- YOUR GOAL -
Go through the lines below and count those that contain "data"; the number is all that should be returned.
↓
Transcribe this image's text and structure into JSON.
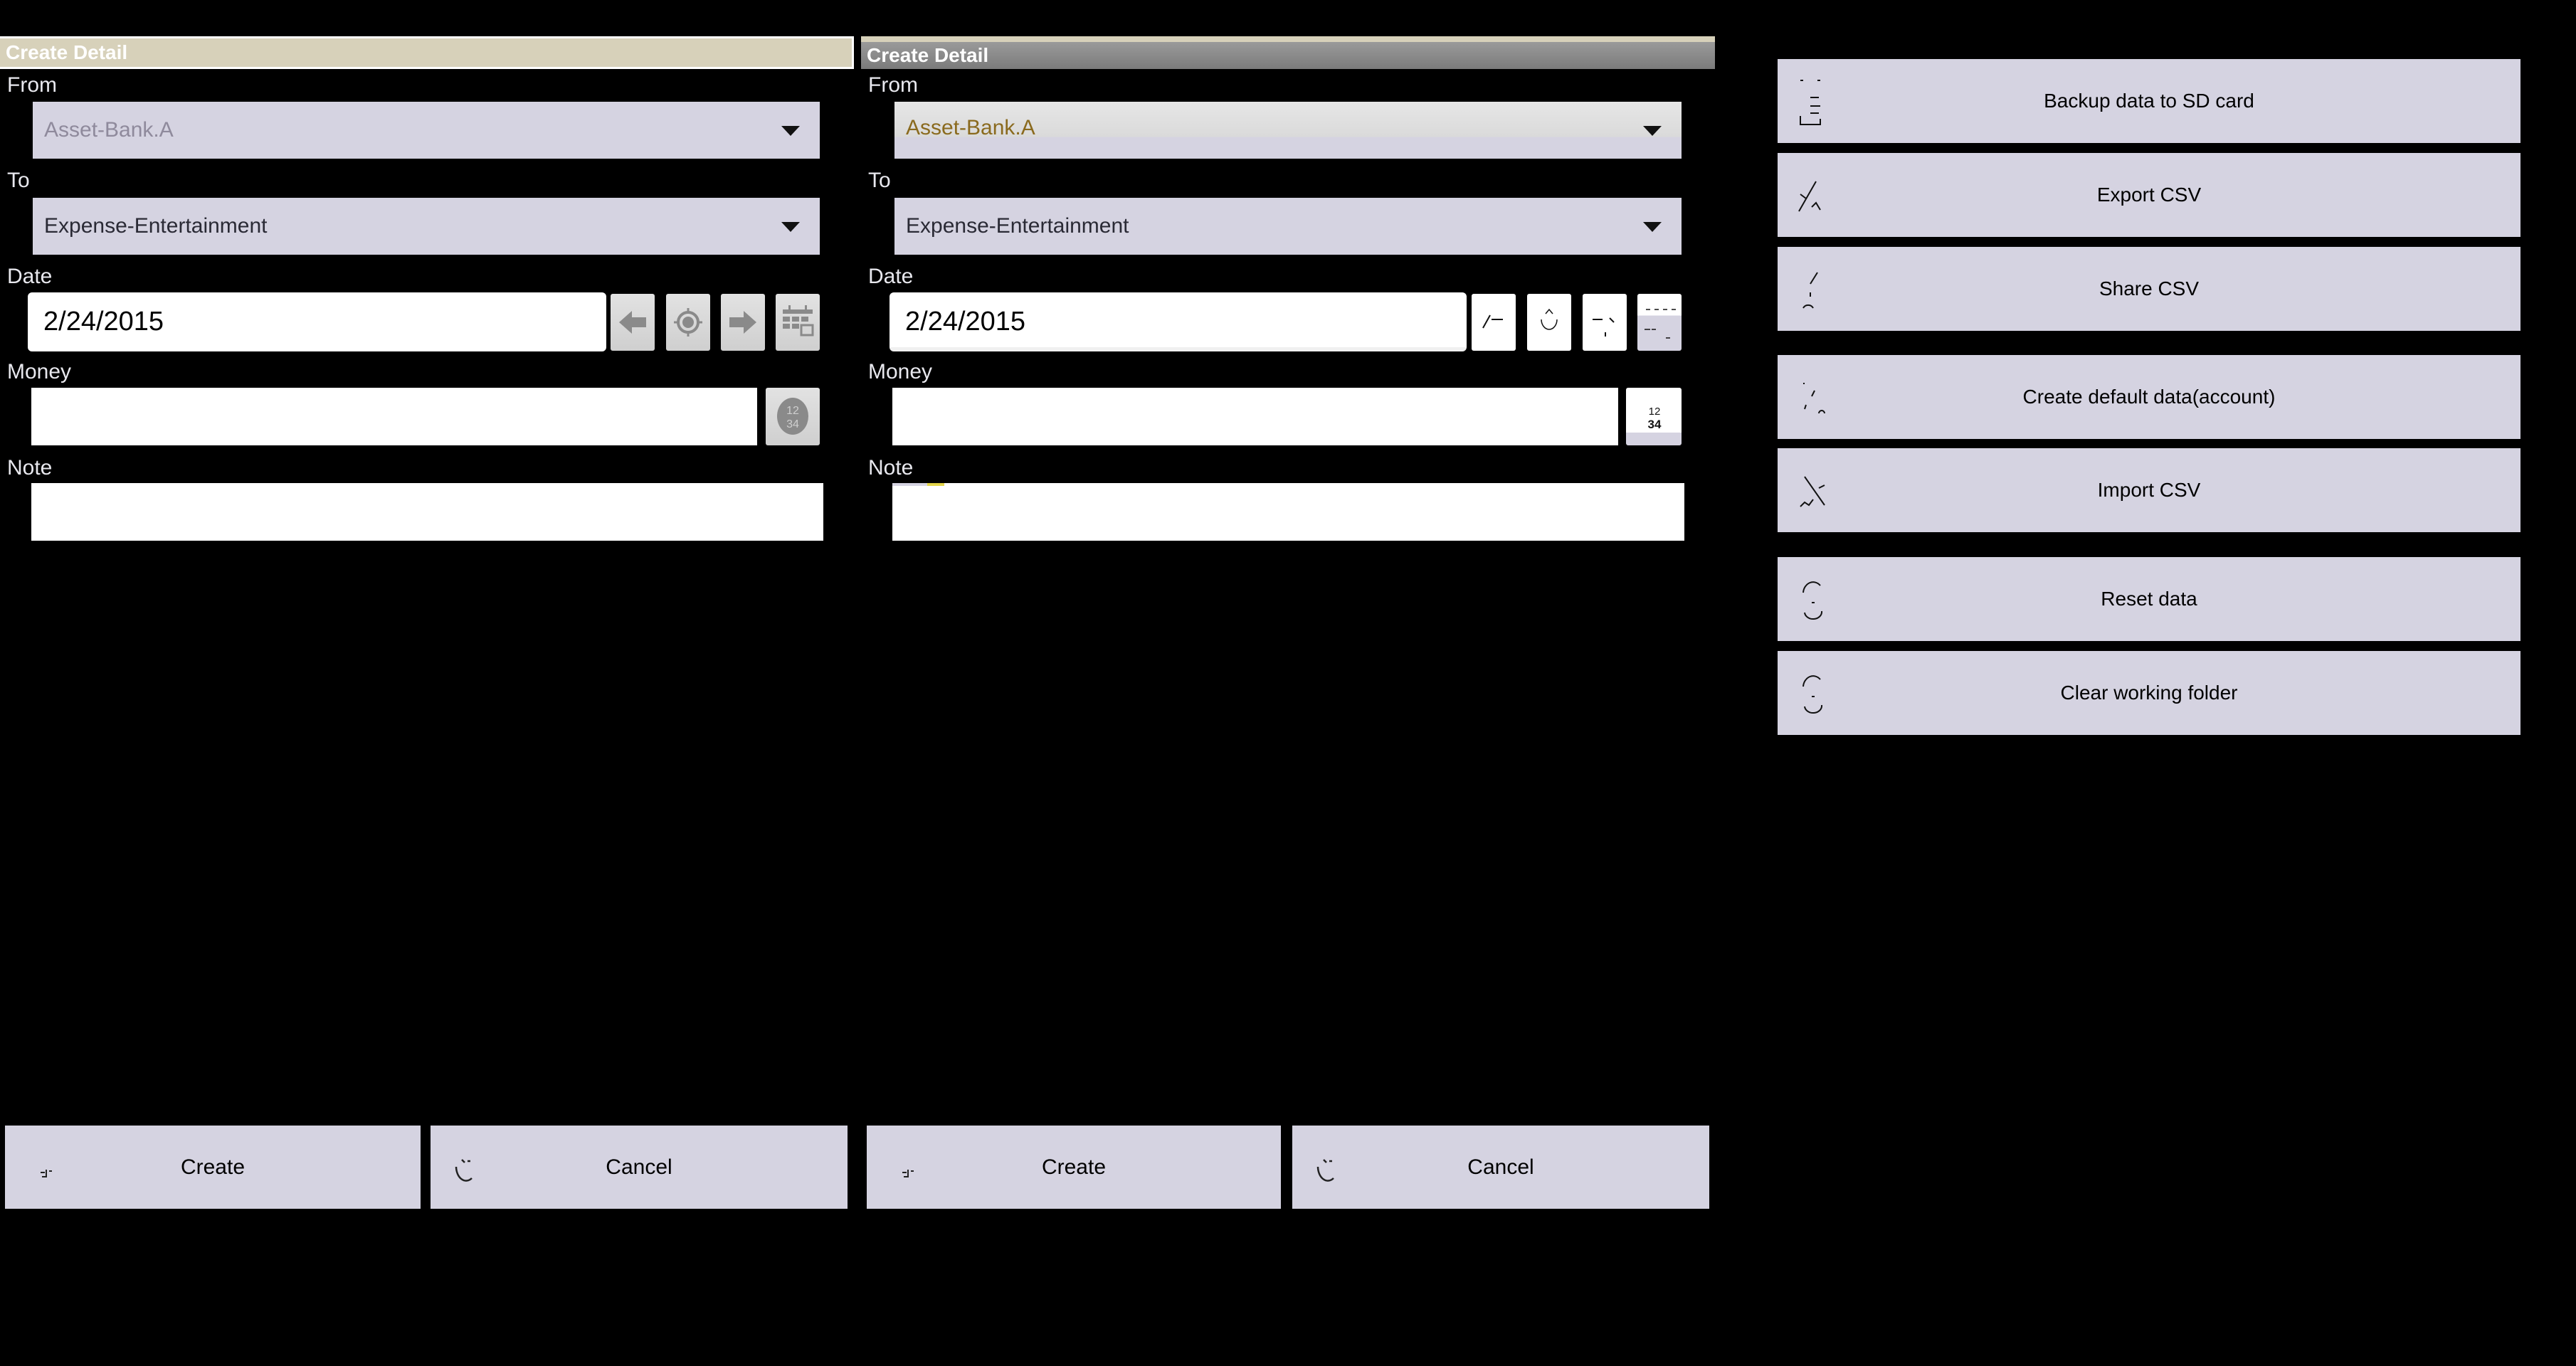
{
  "panels": [
    {
      "header": "Create Detail",
      "from_label": "From",
      "from_value": "Asset-Bank.A",
      "to_label": "To",
      "to_value": "Expense-Entertainment",
      "date_label": "Date",
      "date_value": "2/24/2015",
      "money_label": "Money",
      "money_value": "",
      "note_label": "Note",
      "note_value": "",
      "create_label": "Create",
      "cancel_label": "Cancel"
    },
    {
      "header": "Create Detail",
      "from_label": "From",
      "from_value": "Asset-Bank.A",
      "to_label": "To",
      "to_value": "Expense-Entertainment",
      "date_label": "Date",
      "date_value": "2/24/2015",
      "money_label": "Money",
      "money_value": "",
      "note_label": "Note",
      "note_value": "",
      "create_label": "Create",
      "cancel_label": "Cancel"
    }
  ],
  "date_nav_icons": [
    "arrow-left-icon",
    "locate-today-icon",
    "arrow-right-icon",
    "calendar-icon"
  ],
  "calculator_icon_text": "12/34",
  "side_menu": [
    {
      "label": "Backup data to SD card",
      "icon": "sd-card-icon"
    },
    {
      "label": "Export CSV",
      "icon": "export-icon"
    },
    {
      "label": "Share CSV",
      "icon": "share-icon"
    },
    {
      "label": "Create default data(account)",
      "icon": "create-icon"
    },
    {
      "label": "Import CSV",
      "icon": "import-icon"
    },
    {
      "label": "Reset data",
      "icon": "reset-icon"
    },
    {
      "label": "Clear working folder",
      "icon": "clear-icon"
    }
  ],
  "colors": {
    "header_left": "#d7d1ba",
    "header_right": "#8a8a8a",
    "control_bg": "#d5d3e1",
    "from_disabled_text": "#8f8a9c",
    "from_selected_text": "#8a6a1e",
    "focus_accent": "#e3d54a"
  }
}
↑
- ANSWER FOR THE TASK -
3